A-We are hoping to be able to take this play to Boston. My dream would be able to take it to Europe (England), and perhaps even Vietnam. That would be really exciting. We are also in the early stages about doing a play about Ho Chi Minh. Ironically enough, it was a discussion about Ho Chi Minh that had Trieu and I talking years back in New York before we did Uncle Ho, Uncle Sam. We have done a little bit of writing, and it was Trieu's journey back to Vietnam and what that experience was like. A bit part of that experience is that he walks into a park and Ho Chi Minh starts to talk with him. So stay tuned.....the play is not going to be about taking sides regarding the war in Vietnam. I do, however think that there will be a different re-appraisal of what went on there-and hopefully we'll be a part of that discussion.
Q-Bob you have been quoted as saying that you look for writers who have something to say.
What did Uncle Ho, Uncle Sam say to you on both a private and social level?
A-Well on the private level Trieu's story is the story of a young man who goes through traumatic experiences (as many of us have) with family. When Trieu started the process; his feelings toward his father were not only not ambivalent; they were feelings of rage and resentment. And so during our process of over two years, I figuratively played the role of the father so that when we were writing, dads' voice had to be present. And so we really went deep and in a very complicated process found a way to render that voice. I think Trieu became much more intimate and proximate with maybe some of the suffering that his father was going through. Losing a country, being emasculated -- which is a very big theme for refugees and immigrants. They lost their identity and their country -- which can often erupt in all sorts of volcanic and terrible ways. So on the private level that was all part of the healing process for Trieu.

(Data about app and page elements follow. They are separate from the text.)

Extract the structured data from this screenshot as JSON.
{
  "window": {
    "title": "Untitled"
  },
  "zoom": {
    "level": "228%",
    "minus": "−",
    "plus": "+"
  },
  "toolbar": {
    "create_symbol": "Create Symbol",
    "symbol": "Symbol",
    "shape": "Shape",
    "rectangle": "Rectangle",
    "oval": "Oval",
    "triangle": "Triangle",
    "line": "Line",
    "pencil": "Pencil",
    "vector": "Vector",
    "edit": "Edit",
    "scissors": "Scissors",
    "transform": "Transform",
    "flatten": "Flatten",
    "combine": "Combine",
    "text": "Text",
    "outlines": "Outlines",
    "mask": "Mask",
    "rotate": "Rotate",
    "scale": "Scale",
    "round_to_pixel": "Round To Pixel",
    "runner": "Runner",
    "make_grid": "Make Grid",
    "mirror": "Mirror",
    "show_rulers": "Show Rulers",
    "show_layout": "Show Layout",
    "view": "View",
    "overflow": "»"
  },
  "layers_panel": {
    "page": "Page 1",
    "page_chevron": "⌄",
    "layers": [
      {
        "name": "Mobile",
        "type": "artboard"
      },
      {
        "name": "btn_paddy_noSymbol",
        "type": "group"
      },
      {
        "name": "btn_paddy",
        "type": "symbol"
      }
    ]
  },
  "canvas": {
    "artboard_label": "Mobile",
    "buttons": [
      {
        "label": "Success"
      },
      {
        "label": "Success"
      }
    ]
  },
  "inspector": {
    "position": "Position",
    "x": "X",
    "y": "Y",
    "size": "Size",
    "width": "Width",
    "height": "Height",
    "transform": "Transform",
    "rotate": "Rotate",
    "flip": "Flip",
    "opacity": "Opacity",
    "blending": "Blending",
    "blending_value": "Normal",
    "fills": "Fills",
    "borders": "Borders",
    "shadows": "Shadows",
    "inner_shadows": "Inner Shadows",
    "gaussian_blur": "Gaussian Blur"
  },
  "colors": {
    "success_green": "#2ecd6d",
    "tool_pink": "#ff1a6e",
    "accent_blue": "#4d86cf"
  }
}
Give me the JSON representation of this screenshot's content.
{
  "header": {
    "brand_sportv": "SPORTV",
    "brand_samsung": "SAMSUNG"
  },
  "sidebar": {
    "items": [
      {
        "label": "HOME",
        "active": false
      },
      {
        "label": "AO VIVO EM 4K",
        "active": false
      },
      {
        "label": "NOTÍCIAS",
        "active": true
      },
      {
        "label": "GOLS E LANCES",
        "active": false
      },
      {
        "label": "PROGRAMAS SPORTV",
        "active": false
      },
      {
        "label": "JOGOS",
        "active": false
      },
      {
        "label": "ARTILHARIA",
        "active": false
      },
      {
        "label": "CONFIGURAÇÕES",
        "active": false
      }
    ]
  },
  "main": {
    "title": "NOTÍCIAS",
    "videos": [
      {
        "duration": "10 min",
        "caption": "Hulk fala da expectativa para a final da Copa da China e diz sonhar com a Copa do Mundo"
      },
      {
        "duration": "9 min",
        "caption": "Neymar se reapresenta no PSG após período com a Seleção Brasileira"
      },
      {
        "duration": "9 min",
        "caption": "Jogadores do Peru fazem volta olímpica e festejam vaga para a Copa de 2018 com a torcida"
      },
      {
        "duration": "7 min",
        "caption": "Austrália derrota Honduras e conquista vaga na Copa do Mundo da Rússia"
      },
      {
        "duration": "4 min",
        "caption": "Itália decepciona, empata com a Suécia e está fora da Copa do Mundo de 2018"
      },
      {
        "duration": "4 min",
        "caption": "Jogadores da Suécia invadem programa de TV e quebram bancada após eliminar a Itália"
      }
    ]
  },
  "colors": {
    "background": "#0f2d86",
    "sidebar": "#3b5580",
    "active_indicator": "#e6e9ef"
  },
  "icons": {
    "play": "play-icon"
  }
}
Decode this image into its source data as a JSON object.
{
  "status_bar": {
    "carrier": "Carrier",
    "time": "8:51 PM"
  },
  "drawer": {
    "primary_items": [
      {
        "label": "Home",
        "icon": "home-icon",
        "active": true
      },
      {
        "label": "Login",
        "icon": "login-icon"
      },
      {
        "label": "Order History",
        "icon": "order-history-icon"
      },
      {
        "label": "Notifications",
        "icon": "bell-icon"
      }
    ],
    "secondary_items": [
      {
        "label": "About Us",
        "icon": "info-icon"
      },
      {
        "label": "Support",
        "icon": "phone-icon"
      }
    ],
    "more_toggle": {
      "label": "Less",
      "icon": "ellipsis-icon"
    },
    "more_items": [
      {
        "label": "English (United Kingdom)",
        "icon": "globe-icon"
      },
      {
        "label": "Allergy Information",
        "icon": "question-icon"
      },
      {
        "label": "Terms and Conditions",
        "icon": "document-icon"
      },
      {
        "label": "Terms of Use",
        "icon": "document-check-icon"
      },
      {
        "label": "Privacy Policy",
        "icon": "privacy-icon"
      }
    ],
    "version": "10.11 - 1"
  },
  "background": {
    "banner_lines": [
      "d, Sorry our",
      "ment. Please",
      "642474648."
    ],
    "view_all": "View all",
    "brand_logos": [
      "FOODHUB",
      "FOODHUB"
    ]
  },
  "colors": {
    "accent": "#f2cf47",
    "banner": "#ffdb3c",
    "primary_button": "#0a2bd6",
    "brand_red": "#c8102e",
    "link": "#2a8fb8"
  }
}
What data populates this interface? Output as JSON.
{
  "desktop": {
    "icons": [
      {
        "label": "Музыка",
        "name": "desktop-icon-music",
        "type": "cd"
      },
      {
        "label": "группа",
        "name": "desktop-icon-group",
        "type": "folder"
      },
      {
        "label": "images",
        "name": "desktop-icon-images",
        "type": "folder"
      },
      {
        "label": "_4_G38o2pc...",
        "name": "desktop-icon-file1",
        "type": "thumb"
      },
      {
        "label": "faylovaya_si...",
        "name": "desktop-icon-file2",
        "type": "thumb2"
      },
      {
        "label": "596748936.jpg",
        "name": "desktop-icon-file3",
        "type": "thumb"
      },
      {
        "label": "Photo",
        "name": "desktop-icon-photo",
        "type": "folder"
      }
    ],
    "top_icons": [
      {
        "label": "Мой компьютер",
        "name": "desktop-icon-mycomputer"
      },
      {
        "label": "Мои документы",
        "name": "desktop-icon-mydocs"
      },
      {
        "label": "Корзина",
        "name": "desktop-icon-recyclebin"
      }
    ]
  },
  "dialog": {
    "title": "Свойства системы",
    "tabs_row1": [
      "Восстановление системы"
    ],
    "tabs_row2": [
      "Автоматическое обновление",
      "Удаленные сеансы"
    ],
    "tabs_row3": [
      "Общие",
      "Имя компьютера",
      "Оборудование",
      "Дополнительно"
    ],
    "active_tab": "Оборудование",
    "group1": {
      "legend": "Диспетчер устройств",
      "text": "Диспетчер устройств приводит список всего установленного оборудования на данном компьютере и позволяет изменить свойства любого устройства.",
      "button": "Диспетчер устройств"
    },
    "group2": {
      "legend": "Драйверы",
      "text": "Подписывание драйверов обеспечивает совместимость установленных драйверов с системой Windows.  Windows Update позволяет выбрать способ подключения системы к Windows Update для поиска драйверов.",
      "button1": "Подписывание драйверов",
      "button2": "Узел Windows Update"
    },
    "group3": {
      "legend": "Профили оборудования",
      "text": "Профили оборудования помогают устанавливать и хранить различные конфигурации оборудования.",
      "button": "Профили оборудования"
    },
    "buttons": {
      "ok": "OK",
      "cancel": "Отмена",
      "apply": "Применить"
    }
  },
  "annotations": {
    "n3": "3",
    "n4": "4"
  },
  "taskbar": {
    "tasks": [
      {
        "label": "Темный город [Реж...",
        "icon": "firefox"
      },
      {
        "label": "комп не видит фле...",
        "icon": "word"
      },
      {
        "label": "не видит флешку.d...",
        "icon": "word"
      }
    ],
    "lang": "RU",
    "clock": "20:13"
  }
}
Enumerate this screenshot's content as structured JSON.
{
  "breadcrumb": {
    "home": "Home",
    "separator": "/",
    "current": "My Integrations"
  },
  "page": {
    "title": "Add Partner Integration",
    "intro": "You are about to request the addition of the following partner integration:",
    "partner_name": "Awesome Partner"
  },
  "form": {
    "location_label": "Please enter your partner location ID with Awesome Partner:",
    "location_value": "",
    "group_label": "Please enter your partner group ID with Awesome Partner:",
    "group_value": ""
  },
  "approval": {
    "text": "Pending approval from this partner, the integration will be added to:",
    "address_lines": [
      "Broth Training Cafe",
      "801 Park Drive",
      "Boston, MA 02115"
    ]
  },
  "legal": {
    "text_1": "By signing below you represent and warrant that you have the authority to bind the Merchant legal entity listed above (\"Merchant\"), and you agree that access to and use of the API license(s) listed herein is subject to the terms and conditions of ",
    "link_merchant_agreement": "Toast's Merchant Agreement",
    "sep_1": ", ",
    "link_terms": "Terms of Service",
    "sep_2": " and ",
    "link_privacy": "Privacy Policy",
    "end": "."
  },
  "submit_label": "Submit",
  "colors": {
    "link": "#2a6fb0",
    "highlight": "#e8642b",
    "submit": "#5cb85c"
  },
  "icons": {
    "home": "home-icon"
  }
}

On another note, we had an African-American woman write Trieu a letter saying that she had basically lived eighty years in this country essentially feeling very bad about not being white. She told him how after watching his play in which he came to terms with being an immigrant, and outsider, and having to assimilate and deal with the family that he dealt with (but never giving up a kind of hope) that he could achieve a level of understanding and forgiveness both with his father and his country. This woman wrote that she now felt that she could find that inner strength and stamina within herself and that it was ok to be who she was. I think that on the political level, most immigrants are faceless people to those who make the decisions. Even here in L.A., you don't often see or hear the real stories from the immigrants who come here, or why they came and the challenges they faced. Those are all important stories, and Trieu's story helps to humanize those struggles. And I have to say that I toured Vietnam, I have a love for that country from afar. I do have a lot of questions, such as why we got involved in that country. Why did we depose so many presidents who weren't fulfilling our agenda?
Why did Ho Chi Minh, come to the U.S. in the early going and quote Thomas Jefferson stating that "we want to build a Jeffersonian Society here". And so the powers that be here heard the word socialism and said nooooooooo. And then we go and invade them. We fought a long war, and a lot of my friends died there. And for what reason, in the end? We lost that war, I guess you can say that we lost. Did we achieve peace with honor? I am not so sure. But Vietnam has survived and moved on in the world. And now we have relations with them. And so Trieu and I are going to try to pick things up from there for our next piece and try to discover who Ho Chi Minh was. Because Trieu had a very different perspective of Vietnam then mine. His perspective was the story of his family being thrown out and abandoned by everybody.
I think these types of stories are important today.